Reproduce the records precisely. Omit every picture.

◆ RECORDS SUPPLIED:
┄┄┄┄┄┄┄┄┄┄┄┄┄┄┄┄┄┄┄┄
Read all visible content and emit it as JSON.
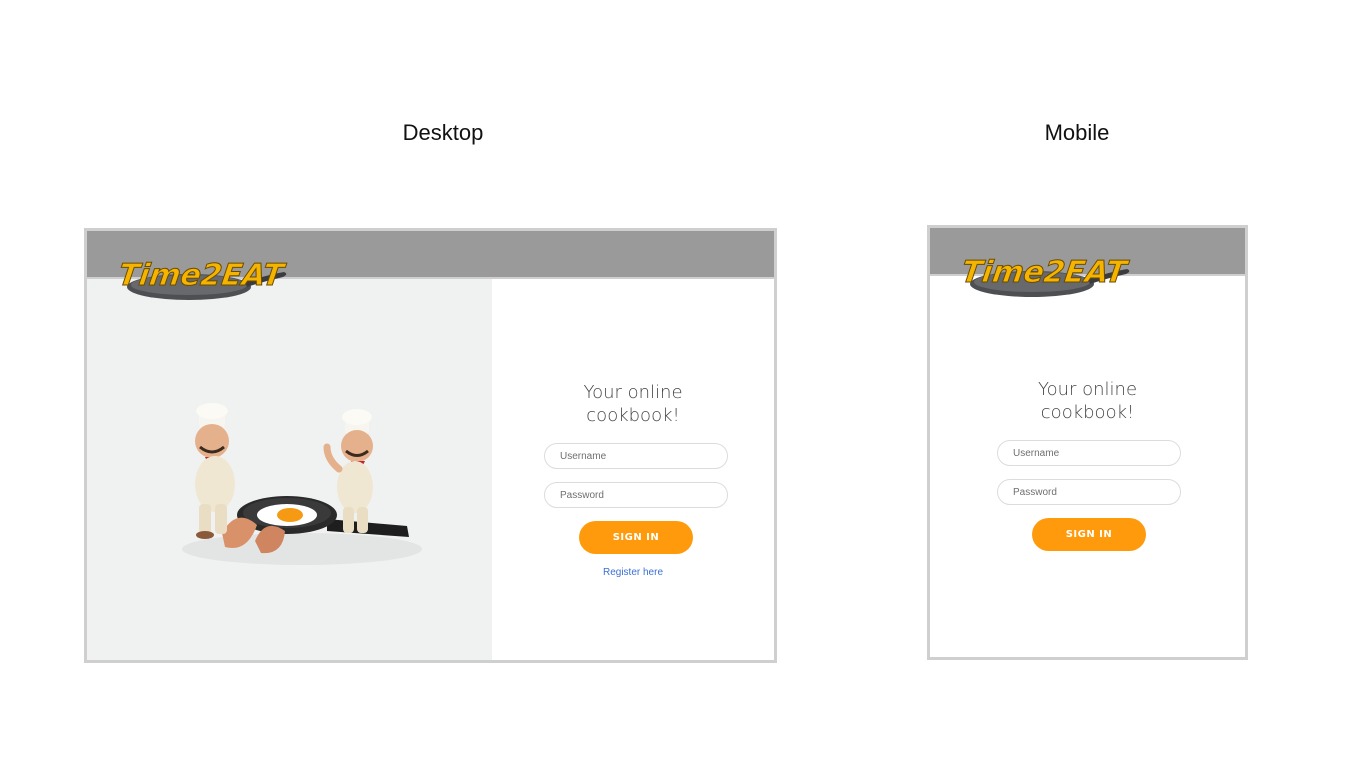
{
  "captions": {
    "desktop": "Desktop",
    "mobile": "Mobile"
  },
  "brand": {
    "logo_text": "Time2EAT"
  },
  "login": {
    "tagline_line1": "Your online",
    "tagline_line2": "cookbook!",
    "username_placeholder": "Username",
    "password_placeholder": "Password",
    "signin_label": "SIGN IN",
    "register_link": "Register here"
  },
  "colors": {
    "topbar": "#9a9a9a",
    "accent": "#ff9a0c",
    "logo_yellow": "#f4b400",
    "link": "#3b6fd6"
  }
}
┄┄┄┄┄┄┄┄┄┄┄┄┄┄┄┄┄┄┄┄
◆ TASK SOLUTION:
Read all visible content and emit it as JSON.
{
  "captions": {
    "desktop": "Desktop",
    "mobile": "Mobile"
  },
  "brand": {
    "logo_text": "Time2EAT"
  },
  "login": {
    "tagline_line1": "Your online",
    "tagline_line2": "cookbook!",
    "username_placeholder": "Username",
    "password_placeholder": "Password",
    "signin_label": "SIGN IN",
    "register_link": "Register here"
  },
  "colors": {
    "topbar": "#9a9a9a",
    "accent": "#ff9a0c",
    "logo_yellow": "#f4b400",
    "link": "#3b6fd6"
  }
}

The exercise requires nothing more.